Let it never be said that Fringe doesn’t take risks. Sometimes those risks pay off handsomely, like season 3’s dual-universe conceit. Sometimes those risks have mixed results, like season 4’s alternate timeline. And sometimes, those risks fall flat on their face, like season 5’s dystopian, Observer-controlled future.

Last season, I wrote a scathing review of “Letters of Transit.” I stand by the sentiment of that review. Dystopian setting or not, “Letters of Transit” was an awful episode of Fringe. I can’t say the same for the season 5 premiere, the ridiculously-named “Transilience Thought Unifier Model-11.” TTUM11, though predictably full of plot holes, wasn’t entirely tone deaf. At worst, it was just insipid and kind of boring, which is to be expected for a premiere that has to set the stage for an entirely new storyline.

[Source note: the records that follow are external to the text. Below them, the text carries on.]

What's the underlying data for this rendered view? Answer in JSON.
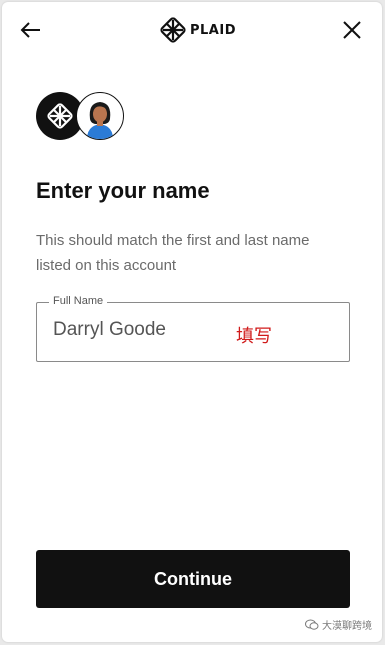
{
  "header": {
    "brand_text": "PLAID"
  },
  "content": {
    "title": "Enter your name",
    "subtitle": "This should match the first and last name listed on this account"
  },
  "name_field": {
    "label": "Full Name",
    "value": "Darryl Goode"
  },
  "annotation": "填写",
  "actions": {
    "continue_label": "Continue"
  },
  "watermark": "大漠聊跨境",
  "colors": {
    "primary": "#111111",
    "subtitle_text": "#6b6b6b",
    "annotation": "#d01a1a",
    "avatar_accent": "#2b7bd6"
  },
  "icons": {
    "back": "arrow-left-icon",
    "close": "close-icon",
    "brand": "plaid-logo-icon",
    "user": "user-avatar-icon"
  }
}
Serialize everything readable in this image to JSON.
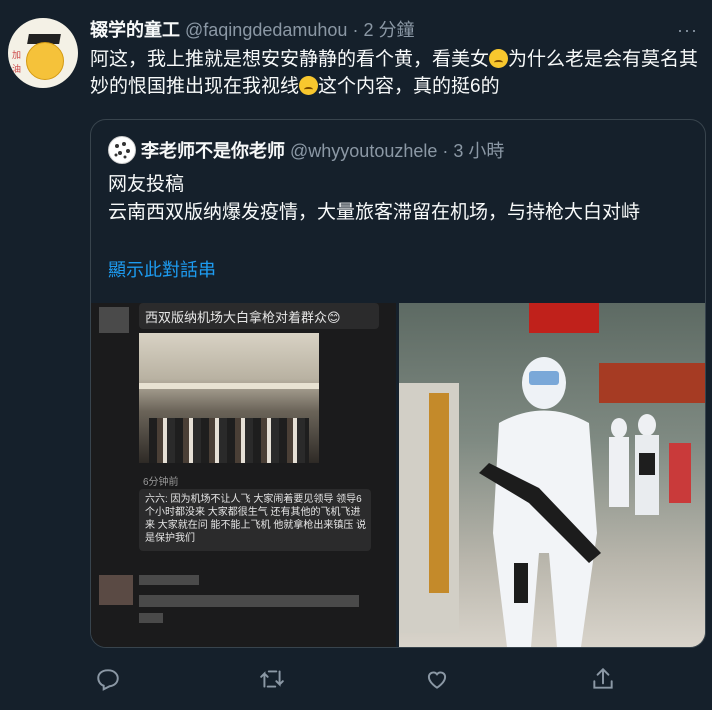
{
  "tweet": {
    "display_name": "辍学的童工",
    "handle": "@faqingdedamuhou",
    "separator": "·",
    "time": "2 分鐘",
    "more_label": "···",
    "text_part1": "阿这，我上推就是想安安静静的看个黄，看美女",
    "text_part2": "为什么老是会有莫名其妙的恨国推出现在我视线",
    "text_part3": "这个内容，真的挺6的"
  },
  "quoted": {
    "display_name": "李老师不是你老师",
    "handle": "@whyyoutouzhele",
    "separator": "·",
    "time": "3 小時",
    "line1": "网友投稿",
    "line2": "云南西双版纳爆发疫情，大量旅客滞留在机场，与持枪大白对峙",
    "show_thread": "顯示此對話串"
  },
  "media_left": {
    "caption": "西双版纳机场大白拿枪对着群众😊",
    "timestamp": "6分钟前",
    "comment": "六六: 因为机场不让人飞 大家闹着要见领导 领导6个小时都没来 大家都很生气 还有其他的飞机飞进来 大家就在问 能不能上飞机 他就拿枪出来镇压 说是保护我们"
  },
  "icons": {
    "reply": "reply-icon",
    "retweet": "retweet-icon",
    "like": "like-icon",
    "share": "share-icon"
  },
  "colors": {
    "background": "#15202b",
    "accent": "#1d9bf0",
    "muted": "#8b98a5"
  }
}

But I’m not here to review TTUM11. I’m here to give my thoughts on what the season 5 premiere means for the show, both going forward and looking back. After a little soul-searching, I’ve come to a conclusion: Fringe isn’t for me anymore.

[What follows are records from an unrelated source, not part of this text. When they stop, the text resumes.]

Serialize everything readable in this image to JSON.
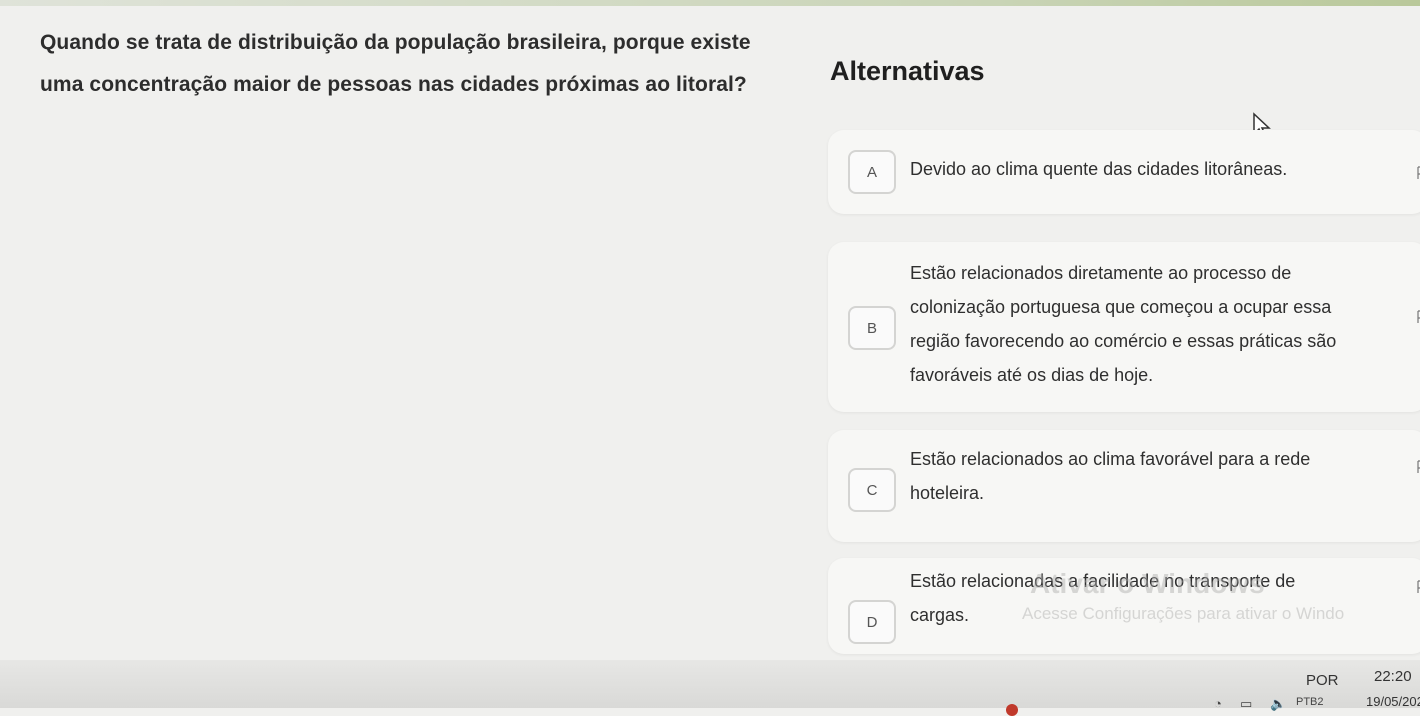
{
  "question": {
    "line1": "Quando se trata de distribuição da população brasileira, porque existe",
    "line2": "uma concentração maior de pessoas nas cidades próximas ao litoral?"
  },
  "alternatives_title": "Alternativas",
  "alternatives": [
    {
      "letter": "A",
      "lines": [
        "Devido ao clima quente das cidades litorâneas."
      ]
    },
    {
      "letter": "B",
      "lines": [
        "Estão relacionados diretamente ao processo de",
        "colonização portuguesa que começou a ocupar essa",
        "região favorecendo ao comércio e essas práticas são",
        "favoráveis até os dias de hoje."
      ]
    },
    {
      "letter": "C",
      "lines": [
        "Estão relacionados ao clima favorável para a rede",
        "hoteleira."
      ]
    },
    {
      "letter": "D",
      "lines": [
        "Estão relacionadas a facilidade no transporte de",
        "cargas."
      ]
    }
  ],
  "watermark": {
    "title": "Ativar o Windows",
    "subtitle": "Acesse Configurações para ativar o Windo"
  },
  "taskbar": {
    "language": "POR",
    "keyboard": "PTB2",
    "time": "22:20",
    "date": "19/05/202"
  },
  "icons": {
    "cursor": "mouse-pointer-icon",
    "flag": "flag-icon",
    "volume": "volume-icon",
    "network": "network-icon"
  },
  "colors": {
    "background": "#f0f0ee",
    "card": "#f7f7f5",
    "text": "#2f2f2f"
  }
}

People talk a lot about the value of “character-based” dramas, which always struck me as odd, because how can one have a drama without characters? In practice, “character-based” has become a way to distinguish run-of-the-mill procedurals from other dramas, the former of which are often regarded as not doing strong character work. Many procedurals actually do offer some great character material, but the key thing is that viewers, creators, and critics put a lot of emphasis on characters. This is great, because I like interesting, well-drawn characters. Unfortunately, that emphasis often comes at the expense of caring about things like plot and setting.

Fringe is a prime example. The characters that we’ve come to know after the past five seasons – Peter, Olivia, Walter, and Astrid – are still around, even 24 years into the future. But in jumping to the year 2036, the old stories and settings have been left behind, exchanged for new ones. The new story: a clichéd tale of a resistance movement rising up against their oppressors. The new setting: a bog-standard dystopian future that has nothing to say about our society. It exists merely as a set of obstacles for our heroes to overcome. Why these particular obstacles over any others?

Even if this future sparked some flicker of interest in me, I’d still be reluctant to become invested in it for two reasons. Firstly, it bears almost no relation to the 86 other non-“Letters of Transit” episodes of the show. It’s as if the first four seasons have been forgotten entirely. Say what you will about season 4, but at least the season’s narrative took its cues from past events, even as it subtly rewrote them. Secondly, Fringe has shown its willingness to futz around with time travel and erase both past and future events. There’s no sense in investing in a future that could be rewritten or forgotten five episodes from now.

The bottom line is this: I can excuse plot holes and contrivances, of which Fringe has had many over the years. What I can’t excuse are poorly-framed stories in which I have no investment. Fringe continues to have amazing performances – seriously, just hand John Noble a freakin’ Emmy already! – and stellar camera work. However, the stories it wants to tell now are stories in which I’m not interested. Thus, I approach the final 12 episodes of this series without much confidence, hanging on because I’ve come this far and might as well see things through to the end.

As I’ve stopped doing weekly episode reviews, I won’t be reviewing Fringe on a weekly basis anymore. But I might give my thoughts at a couple more points throughout the season, especially if my opinion changes substantially. And for a show as unpredictable as Fringe, that’s entirely within the realm of possibility.